prestigious Wall Street firm specializing in Treasury securities, Cantor
Fitzgerald suffered more losses on September 11th than any other
organization, including the New York Police and Fire Departments. The numbers are staggering: 658 of their 960 New
York employees died that morning.
However, Cantor’s story did not end there. Filmmaker Danielle Gardner, whose brother
Doug was one of the 658, documents CEO Howard Lutnick’s efforts to support the anguished
Cantor families while desperately working to keep the firm afloat during its
darkest hours in Out of the Clear Blue
is currently screening as part of the 2012 DocuWeeks New York.
it not been the morning of his young son’s first day of school, Lutnick surely
would have been at Cantor at the time of the attack. With offices several floors above the initial
impact zone, Cantor employees never had a chance. Rushing to the scene only to witness the
Towers’ collapse, Lutnick and a handful of senior staff began scrambling to
determine who survived. With the
enormity of their loss weighing on him, a distraught Lutnick became the public
face of the tragedy. Yet, as some family
members lashed out Lutnick in frustration, the media turned on Cantor, hard.
Blue’s stories of grief
and remembrance are truly heartrending.
Surprisingly though, it is also a compelling business documentary,
providing an inside account of Cantor’s fight to survive during the precarious
days following the fateful Tuesday. Their
resourcefulness is quite extraordinary, conducting Twenty-First Century
financial transactions with scrounged office supplies. Of course, the stakes were high. Had the firm folded, Lutnick’s ability to
help Cantor families would have been severely limited. Indeed, that behind-the-scenes look Cantor’s
tenacious rebound is what sets Blue apart

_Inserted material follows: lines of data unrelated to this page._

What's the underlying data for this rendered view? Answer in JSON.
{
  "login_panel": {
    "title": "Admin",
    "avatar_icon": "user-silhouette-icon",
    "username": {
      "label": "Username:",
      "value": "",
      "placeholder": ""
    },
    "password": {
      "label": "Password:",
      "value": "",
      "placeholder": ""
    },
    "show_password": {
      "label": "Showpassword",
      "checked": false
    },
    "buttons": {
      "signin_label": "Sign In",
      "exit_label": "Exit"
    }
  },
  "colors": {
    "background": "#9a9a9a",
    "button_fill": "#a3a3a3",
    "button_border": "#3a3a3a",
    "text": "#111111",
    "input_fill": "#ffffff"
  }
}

and above other well meaning 9-11 documentaries.
a member of their ranks, Gardner clearly earned the trust of Cantor families,
eliciting some unusually eloquent testimony from her interview subjects. While there are many emotionally charged scenes,
the film never feels intrusive or exploitative.
(The only exception might be Lutnick’s tearful television interviews
recorded within days of the attack, which have already been replayed
innumerable times in the media.) Indeed,
Gardner deftly walks the tightrope, directly conveying the rawness of survivors’
pain, without reveling in it.
While the media does not cover itself in glory for uncritically recycling complaints
against Lutnick, the overall film is scrupulously nonpartisan. Too many misguided people would prefer to
forget or deny the horrific events of September 11th. Worse still, some might even be inclined to
dismiss Cantor as an instrument of the “1%” amid the current polarized
climate. Blue acts as a valuable corrective to such impulses, reminding
viewers the Cantor employees lost at the World Trade Center were all individuals
from diverse backgrounds, who left behind friends and loved ones. Poignantly engaging but also quite an enlightening
portrait of corporate resiliency, Out of
the Clear Blue Sky screens through Thursday (8/16) at the IFC Center in New
York, with a week’s run at the Laemmle Noho to follow (8/17-8/23) in Los
Angeles, as part of this year’s DocuWeeks.
Labels: 9-11, Cantor Fitzgerald, Documentary, DocuWeeks '12